--- Dataset records ---
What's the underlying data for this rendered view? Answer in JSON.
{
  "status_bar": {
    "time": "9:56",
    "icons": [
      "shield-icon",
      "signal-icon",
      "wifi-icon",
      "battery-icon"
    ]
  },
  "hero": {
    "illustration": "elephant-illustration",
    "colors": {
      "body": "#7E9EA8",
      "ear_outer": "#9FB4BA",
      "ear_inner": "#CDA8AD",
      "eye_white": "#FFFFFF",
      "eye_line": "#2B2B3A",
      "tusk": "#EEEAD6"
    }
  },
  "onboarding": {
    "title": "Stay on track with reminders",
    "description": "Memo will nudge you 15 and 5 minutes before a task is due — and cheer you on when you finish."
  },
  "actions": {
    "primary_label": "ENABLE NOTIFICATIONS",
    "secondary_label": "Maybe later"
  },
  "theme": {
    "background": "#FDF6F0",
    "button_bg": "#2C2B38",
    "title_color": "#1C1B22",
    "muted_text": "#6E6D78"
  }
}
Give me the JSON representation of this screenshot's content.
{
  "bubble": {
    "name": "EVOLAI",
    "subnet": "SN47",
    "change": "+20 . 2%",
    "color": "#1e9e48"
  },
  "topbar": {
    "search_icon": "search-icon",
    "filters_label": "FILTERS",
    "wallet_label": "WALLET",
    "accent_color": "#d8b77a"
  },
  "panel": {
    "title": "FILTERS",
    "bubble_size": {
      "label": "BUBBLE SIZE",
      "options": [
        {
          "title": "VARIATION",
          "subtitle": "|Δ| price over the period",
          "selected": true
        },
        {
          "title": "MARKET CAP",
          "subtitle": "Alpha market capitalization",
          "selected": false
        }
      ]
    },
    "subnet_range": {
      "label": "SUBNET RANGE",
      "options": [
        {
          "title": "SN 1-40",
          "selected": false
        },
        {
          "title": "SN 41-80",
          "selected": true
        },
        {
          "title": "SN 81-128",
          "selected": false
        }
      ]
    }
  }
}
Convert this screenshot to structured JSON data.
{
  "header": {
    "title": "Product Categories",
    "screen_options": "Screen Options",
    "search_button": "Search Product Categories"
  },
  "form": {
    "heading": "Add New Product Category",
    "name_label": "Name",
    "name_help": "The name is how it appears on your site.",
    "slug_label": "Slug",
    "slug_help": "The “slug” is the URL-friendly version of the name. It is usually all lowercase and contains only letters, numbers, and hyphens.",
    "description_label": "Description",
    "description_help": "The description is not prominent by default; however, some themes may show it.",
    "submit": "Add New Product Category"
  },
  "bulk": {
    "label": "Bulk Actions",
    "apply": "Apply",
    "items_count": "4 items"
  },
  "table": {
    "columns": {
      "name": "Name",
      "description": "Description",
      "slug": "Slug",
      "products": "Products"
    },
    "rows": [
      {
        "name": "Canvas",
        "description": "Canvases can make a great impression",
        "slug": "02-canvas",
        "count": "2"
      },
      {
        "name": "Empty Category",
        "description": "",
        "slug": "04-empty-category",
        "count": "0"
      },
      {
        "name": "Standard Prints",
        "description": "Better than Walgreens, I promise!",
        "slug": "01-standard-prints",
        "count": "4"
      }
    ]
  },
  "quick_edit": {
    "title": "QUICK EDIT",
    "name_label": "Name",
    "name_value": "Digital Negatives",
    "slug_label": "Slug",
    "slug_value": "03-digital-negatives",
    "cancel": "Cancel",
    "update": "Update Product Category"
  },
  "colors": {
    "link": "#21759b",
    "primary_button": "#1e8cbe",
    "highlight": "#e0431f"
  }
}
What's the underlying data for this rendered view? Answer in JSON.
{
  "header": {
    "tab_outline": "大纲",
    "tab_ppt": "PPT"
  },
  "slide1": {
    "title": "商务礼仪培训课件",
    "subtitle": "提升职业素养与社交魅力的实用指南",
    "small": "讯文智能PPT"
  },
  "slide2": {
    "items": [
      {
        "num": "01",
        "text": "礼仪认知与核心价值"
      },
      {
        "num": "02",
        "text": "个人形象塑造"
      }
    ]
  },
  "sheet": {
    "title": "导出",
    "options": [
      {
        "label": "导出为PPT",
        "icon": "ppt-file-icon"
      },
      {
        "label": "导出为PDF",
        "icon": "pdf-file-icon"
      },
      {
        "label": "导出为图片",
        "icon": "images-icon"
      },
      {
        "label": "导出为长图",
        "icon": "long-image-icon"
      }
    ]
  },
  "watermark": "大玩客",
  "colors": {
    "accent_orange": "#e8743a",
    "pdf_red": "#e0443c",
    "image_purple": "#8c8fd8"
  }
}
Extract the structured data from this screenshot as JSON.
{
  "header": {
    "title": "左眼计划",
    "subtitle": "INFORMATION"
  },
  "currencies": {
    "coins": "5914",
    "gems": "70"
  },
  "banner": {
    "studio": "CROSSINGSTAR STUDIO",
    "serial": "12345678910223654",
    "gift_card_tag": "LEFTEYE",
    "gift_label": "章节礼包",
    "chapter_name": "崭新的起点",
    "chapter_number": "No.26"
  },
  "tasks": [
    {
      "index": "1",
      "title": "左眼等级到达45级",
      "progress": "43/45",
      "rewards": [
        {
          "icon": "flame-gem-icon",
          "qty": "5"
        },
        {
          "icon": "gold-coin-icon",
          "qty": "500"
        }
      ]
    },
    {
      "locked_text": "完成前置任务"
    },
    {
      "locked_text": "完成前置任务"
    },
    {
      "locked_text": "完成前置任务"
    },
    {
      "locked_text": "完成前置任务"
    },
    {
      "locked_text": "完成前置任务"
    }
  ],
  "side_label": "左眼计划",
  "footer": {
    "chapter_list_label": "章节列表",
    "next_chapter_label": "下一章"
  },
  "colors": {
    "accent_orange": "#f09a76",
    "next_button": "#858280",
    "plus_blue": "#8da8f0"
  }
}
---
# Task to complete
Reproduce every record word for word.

# Answer to this task
What's the underlying data for this rendered view? Answer in JSON.
{
  "status_bar": {
    "time": "9:56",
    "icons": [
      "shield-icon",
      "signal-icon",
      "wifi-icon",
      "battery-icon"
    ]
  },
  "hero": {
    "illustration": "elephant-illustration",
    "colors": {
      "body": "#7E9EA8",
      "ear_outer": "#9FB4BA",
      "ear_inner": "#CDA8AD",
      "eye_white": "#FFFFFF",
      "eye_line": "#2B2B3A",
      "tusk": "#EEEAD6"
    }
  },
  "onboarding": {
    "title": "Stay on track with reminders",
    "description": "Memo will nudge you 15 and 5 minutes before a task is due — and cheer you on when you finish."
  },
  "actions": {
    "primary_label": "ENABLE NOTIFICATIONS",
    "secondary_label": "Maybe later"
  },
  "theme": {
    "background": "#FDF6F0",
    "button_bg": "#2C2B38",
    "title_color": "#1C1B22",
    "muted_text": "#6E6D78"
  }
}
Give me the JSON representation of this screenshot's content.
{
  "bubble": {
    "name": "EVOLAI",
    "subnet": "SN47",
    "change": "+20 . 2%",
    "color": "#1e9e48"
  },
  "topbar": {
    "search_icon": "search-icon",
    "filters_label": "FILTERS",
    "wallet_label": "WALLET",
    "accent_color": "#d8b77a"
  },
  "panel": {
    "title": "FILTERS",
    "bubble_size": {
      "label": "BUBBLE SIZE",
      "options": [
        {
          "title": "VARIATION",
          "subtitle": "|Δ| price over the period",
          "selected": true
        },
        {
          "title": "MARKET CAP",
          "subtitle": "Alpha market capitalization",
          "selected": false
        }
      ]
    },
    "subnet_range": {
      "label": "SUBNET RANGE",
      "options": [
        {
          "title": "SN 1-40",
          "selected": false
        },
        {
          "title": "SN 41-80",
          "selected": true
        },
        {
          "title": "SN 81-128",
          "selected": false
        }
      ]
    }
  }
}
Convert this screenshot to structured JSON data.
{
  "header": {
    "title": "Product Categories",
    "screen_options": "Screen Options",
    "search_button": "Search Product Categories"
  },
  "form": {
    "heading": "Add New Product Category",
    "name_label": "Name",
    "name_help": "The name is how it appears on your site.",
    "slug_label": "Slug",
    "slug_help": "The “slug” is the URL-friendly version of the name. It is usually all lowercase and contains only letters, numbers, and hyphens.",
    "description_label": "Description",
    "description_help": "The description is not prominent by default; however, some themes may show it.",
    "submit": "Add New Product Category"
  },
  "bulk": {
    "label": "Bulk Actions",
    "apply": "Apply",
    "items_count": "4 items"
  },
  "table": {
    "columns": {
      "name": "Name",
      "description": "Description",
      "slug": "Slug",
      "products": "Products"
    },
    "rows": [
      {
        "name": "Canvas",
        "description": "Canvases can make a great impression",
        "slug": "02-canvas",
        "count": "2"
      },
      {
        "name": "Empty Category",
        "description": "",
        "slug": "04-empty-category",
        "count": "0"
      },
      {
        "name": "Standard Prints",
        "description": "Better than Walgreens, I promise!",
        "slug": "01-standard-prints",
        "count": "4"
      }
    ]
  },
  "quick_edit": {
    "title": "QUICK EDIT",
    "name_label": "Name",
    "name_value": "Digital Negatives",
    "slug_label": "Slug",
    "slug_value": "03-digital-negatives",
    "cancel": "Cancel",
    "update": "Update Product Category"
  },
  "colors": {
    "link": "#21759b",
    "primary_button": "#1e8cbe",
    "highlight": "#e0431f"
  }
}
What's the underlying data for this rendered view? Answer in JSON.
{
  "header": {
    "tab_outline": "大纲",
    "tab_ppt": "PPT"
  },
  "slide1": {
    "title": "商务礼仪培训课件",
    "subtitle": "提升职业素养与社交魅力的实用指南",
    "small": "讯文智能PPT"
  },
  "slide2": {
    "items": [
      {
        "num": "01",
        "text": "礼仪认知与核心价值"
      },
      {
        "num": "02",
        "text": "个人形象塑造"
      }
    ]
  },
  "sheet": {
    "title": "导出",
    "options": [
      {
        "label": "导出为PPT",
        "icon": "ppt-file-icon"
      },
      {
        "label": "导出为PDF",
        "icon": "pdf-file-icon"
      },
      {
        "label": "导出为图片",
        "icon": "images-icon"
      },
      {
        "label": "导出为长图",
        "icon": "long-image-icon"
      }
    ]
  },
  "watermark": "大玩客",
  "colors": {
    "accent_orange": "#e8743a",
    "pdf_red": "#e0443c",
    "image_purple": "#8c8fd8"
  }
}
Extract the structured data from this screenshot as JSON.
{
  "header": {
    "title": "左眼计划",
    "subtitle": "INFORMATION"
  },
  "currencies": {
    "coins": "5914",
    "gems": "70"
  },
  "banner": {
    "studio": "CROSSINGSTAR STUDIO",
    "serial": "12345678910223654",
    "gift_card_tag": "LEFTEYE",
    "gift_label": "章节礼包",
    "chapter_name": "崭新的起点",
    "chapter_number": "No.26"
  },
  "tasks": [
    {
      "index": "1",
      "title": "左眼等级到达45级",
      "progress": "43/45",
      "rewards": [
        {
          "icon": "flame-gem-icon",
          "qty": "5"
        },
        {
          "icon": "gold-coin-icon",
          "qty": "500"
        }
      ]
    },
    {
      "locked_text": "完成前置任务"
    },
    {
      "locked_text": "完成前置任务"
    },
    {
      "locked_text": "完成前置任务"
    },
    {
      "locked_text": "完成前置任务"
    },
    {
      "locked_text": "完成前置任务"
    }
  ],
  "side_label": "左眼计划",
  "footer": {
    "chapter_list_label": "章节列表",
    "next_chapter_label": "下一章"
  },
  "colors": {
    "accent_orange": "#f09a76",
    "next_button": "#858280",
    "plus_blue": "#8da8f0"
  }
}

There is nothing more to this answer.